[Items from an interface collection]
....................
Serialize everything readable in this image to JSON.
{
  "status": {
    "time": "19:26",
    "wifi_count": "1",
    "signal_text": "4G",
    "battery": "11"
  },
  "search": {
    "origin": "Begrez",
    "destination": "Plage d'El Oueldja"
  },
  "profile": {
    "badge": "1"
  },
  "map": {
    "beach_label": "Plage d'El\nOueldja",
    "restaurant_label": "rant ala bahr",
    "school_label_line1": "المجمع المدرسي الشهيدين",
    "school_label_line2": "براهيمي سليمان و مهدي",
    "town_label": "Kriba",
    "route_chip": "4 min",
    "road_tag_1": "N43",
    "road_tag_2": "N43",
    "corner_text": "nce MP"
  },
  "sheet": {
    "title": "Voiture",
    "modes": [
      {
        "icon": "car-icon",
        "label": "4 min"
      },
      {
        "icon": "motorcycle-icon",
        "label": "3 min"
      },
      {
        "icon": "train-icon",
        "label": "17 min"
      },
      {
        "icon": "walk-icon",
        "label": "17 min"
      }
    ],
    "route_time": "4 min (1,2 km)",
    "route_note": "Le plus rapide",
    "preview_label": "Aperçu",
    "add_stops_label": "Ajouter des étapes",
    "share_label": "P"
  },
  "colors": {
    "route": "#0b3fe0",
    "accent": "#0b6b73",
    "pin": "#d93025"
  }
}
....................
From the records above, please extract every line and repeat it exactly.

Serialize everything readable in this image to JSON.
{
  "status": {
    "time": "19:26",
    "wifi_count": "1",
    "signal_text": "4G",
    "battery": "11"
  },
  "search": {
    "origin": "Begrez",
    "destination": "Plage d'El Oueldja"
  },
  "profile": {
    "badge": "1"
  },
  "map": {
    "beach_label": "Plage d'El\nOueldja",
    "restaurant_label": "rant ala bahr",
    "school_label_line1": "المجمع المدرسي الشهيدين",
    "school_label_line2": "براهيمي سليمان و مهدي",
    "town_label": "Kriba",
    "route_chip": "4 min",
    "road_tag_1": "N43",
    "road_tag_2": "N43",
    "corner_text": "nce MP"
  },
  "sheet": {
    "title": "Voiture",
    "modes": [
      {
        "icon": "car-icon",
        "label": "4 min"
      },
      {
        "icon": "motorcycle-icon",
        "label": "3 min"
      },
      {
        "icon": "train-icon",
        "label": "17 min"
      },
      {
        "icon": "walk-icon",
        "label": "17 min"
      }
    ],
    "route_time": "4 min (1,2 km)",
    "route_note": "Le plus rapide",
    "preview_label": "Aperçu",
    "add_stops_label": "Ajouter des étapes",
    "share_label": "P"
  },
  "colors": {
    "route": "#0b3fe0",
    "accent": "#0b6b73",
    "pin": "#d93025"
  }
}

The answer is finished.